Schickel quotes film critic James Agee as hoping that:
Major de Seversky and Walt Disney know what they are talking about, for I suspect that an awful lot of people who see Victory Through Air Power are going to think they do ... I had the feeling I was sold something under pretty high pressure, which I don't enjoy, and I am staggered at the ease with which such self-confidence, on matters of such importance, can be blared all over the nation, without cross-questioning.[Note 1]
On December 8, 1941, Disney studios were essentially converted into a propaganda machine for the United States government. While most World War II films were created for training purposes, films such as Victory Through Air Power were created to catch the attention of government officials and to build public morale among the U.S. and Allied powers. Among the notables who decided after seeing the film that Seversky and Disney knew what they were talking about were Winston Churchill and Franklin D. Roosevelt.
The Disney studio sent a print for them to view when they were attending the Quebec Conference. According to Leonard Maltin, "it changed FDR's way of thinking—he agreed that Seversky was right." Maltin also adds that "it was only after Roosevelt saw 'Victory Through Air Power' that our country made the commitment to long-range bombing", although that is incorrect as the Allied Combined Bomber Offensive had already begun on June 10, 1943, two months before Roosevelt saw the movie. Roosevelt recognized that film was an effective way to teach and Disney could provide Washington with high quality information. The American people were becoming united and Disney was able to inform them of the situation without presenting excessive chaos, as cartoons often do. The animation was popular among soldiers and was superior to other documentary films and written instructions at the time.
The film played a significant role for the Disney Corporation because it was the true beginning of educational films. The educational films would be, and still are, continually produced and used for the military, schools, and factory instruction. The company learned how to effectively communicate their ideas and efficiently produce the films while introducing the Disney characters to millions of people worldwide. Throughout the rest of the war, Disney characters effectively acted as ambassadors to the world. In addition to Victory Through Air Power, Disney produced Donald Gets Drafted, Education for Death, Der Fuehrer's Face, and various training films for the military, reusing animation from Victory Through Air Power in some of them.
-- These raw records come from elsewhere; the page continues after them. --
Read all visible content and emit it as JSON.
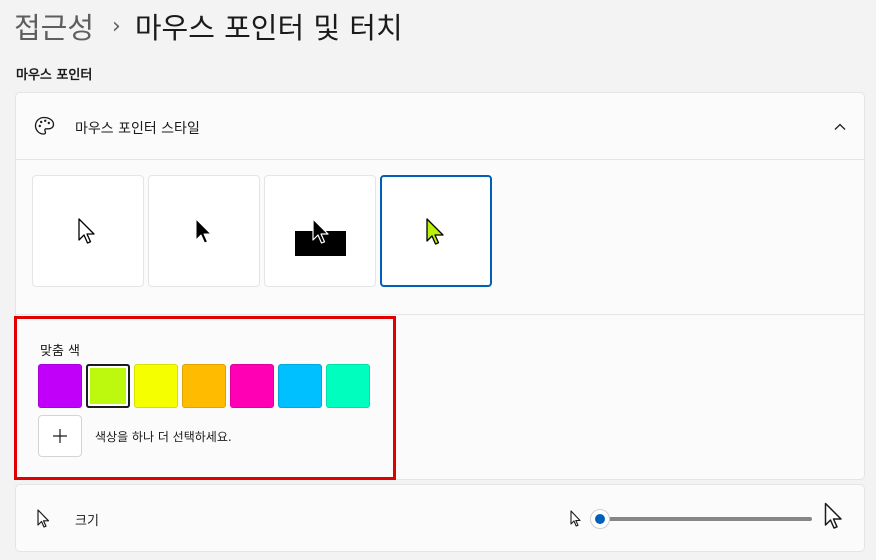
{
  "breadcrumb": {
    "parent": "접근성",
    "separator": "›",
    "current": "마우스 포인터 및 터치"
  },
  "section": {
    "title": "마우스 포인터"
  },
  "pointer_style": {
    "label": "마우스 포인터 스타일",
    "icon": "palette-icon",
    "expanded": true,
    "tiles": [
      {
        "name": "white-pointer",
        "selected": false
      },
      {
        "name": "black-pointer",
        "selected": false
      },
      {
        "name": "inverted-pointer",
        "selected": false
      },
      {
        "name": "custom-pointer",
        "selected": true,
        "color": "#b9f10c"
      }
    ]
  },
  "custom_color": {
    "label": "맞춤 색",
    "swatches": [
      {
        "color": "#c000f8",
        "selected": false
      },
      {
        "color": "#bdf80f",
        "selected": true
      },
      {
        "color": "#f5ff00",
        "selected": false
      },
      {
        "color": "#ffbb00",
        "selected": false
      },
      {
        "color": "#ff00b4",
        "selected": false
      },
      {
        "color": "#00c0ff",
        "selected": false
      },
      {
        "color": "#00ffbf",
        "selected": false
      }
    ],
    "add_label": "색상을 하나 더 선택하세요."
  },
  "size": {
    "label": "크기",
    "icon": "pointer-icon",
    "value": 1,
    "min": 1,
    "max": 15
  },
  "colors": {
    "accent": "#005fb8",
    "highlight": "#e00000"
  }
}
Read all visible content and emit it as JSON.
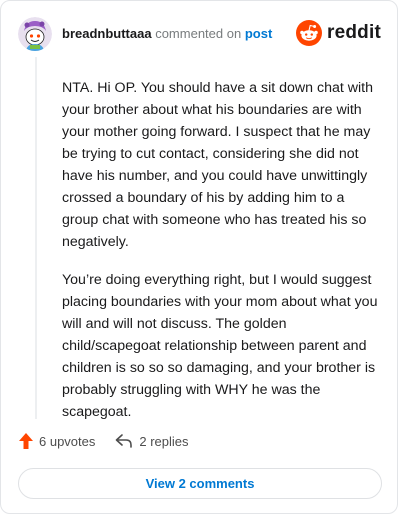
{
  "header": {
    "username": "breadnbuttaaa",
    "commented_on": "commented on",
    "post_link": "post",
    "logo_text": "reddit"
  },
  "comment": {
    "paragraphs": [
      "NTA. Hi OP. You should have a sit down chat with your brother about what his boundaries are with your mother going forward. I suspect that he may be trying to cut contact, considering she did not have his number, and you could have unwittingly crossed a boundary of his by adding him to a group chat with someone who has treated his so negatively.",
      "You’re doing everything right, but I would suggest placing boundaries with your mom about what you will and will not discuss. The golden child/scapegoat relationship between parent and children is so so so damaging, and your brother is probably struggling with WHY he was the scapegoat."
    ]
  },
  "actions": {
    "upvotes": "6 upvotes",
    "replies": "2 replies"
  },
  "footer": {
    "view_comments": "View 2 comments"
  },
  "colors": {
    "brand": "#ff4500",
    "link": "#0079d3",
    "upvote": "#ff4500"
  },
  "icons": {
    "avatar": "snoo-avatar",
    "logo": "reddit-snoo-icon",
    "upvote": "upvote-arrow-icon",
    "reply": "reply-arrow-icon"
  }
}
One scene showed a fictional rocket bomb destroying a fortified German submarine pen. According to anecdote, this directly inspired the British to develop a real rocket bomb to attack targets that were heavily protected with thick concrete. Due to its origin, the weapon became known as the Disney bomb, and saw limited use before the war ended.[Note 2] In retrospect, some of Seversky's proposals were derided as impractical, such as operating a major long-range air bombardment campaign from the Aleutians, a series of islands reaching westward from Alaska, which is a remote area with a highly volatile climate that makes for dangerous flying conditions.
After its release and re-release in 1943 and 1944, there was no theatrical release for 60 years, perhaps because it was seen as propaganda, or perhaps because it was deemed offensive to Germans and Japanese. (It was, however, available in 16 mm prints and occasionally screened in film history retrospectives. Additionally, the introductory "history-of-aviation" scene was excerpted in various episodes of the Disney anthology series on TV). In 2004, the film was released on DVD as part of the Walt Disney Treasures collection Walt Disney on the Front Lines. After the war, Disney's characters, especially Mickey Mouse and Donald Duck, were enthusiastically received in Japan and Germany, where they remain immensely popular today.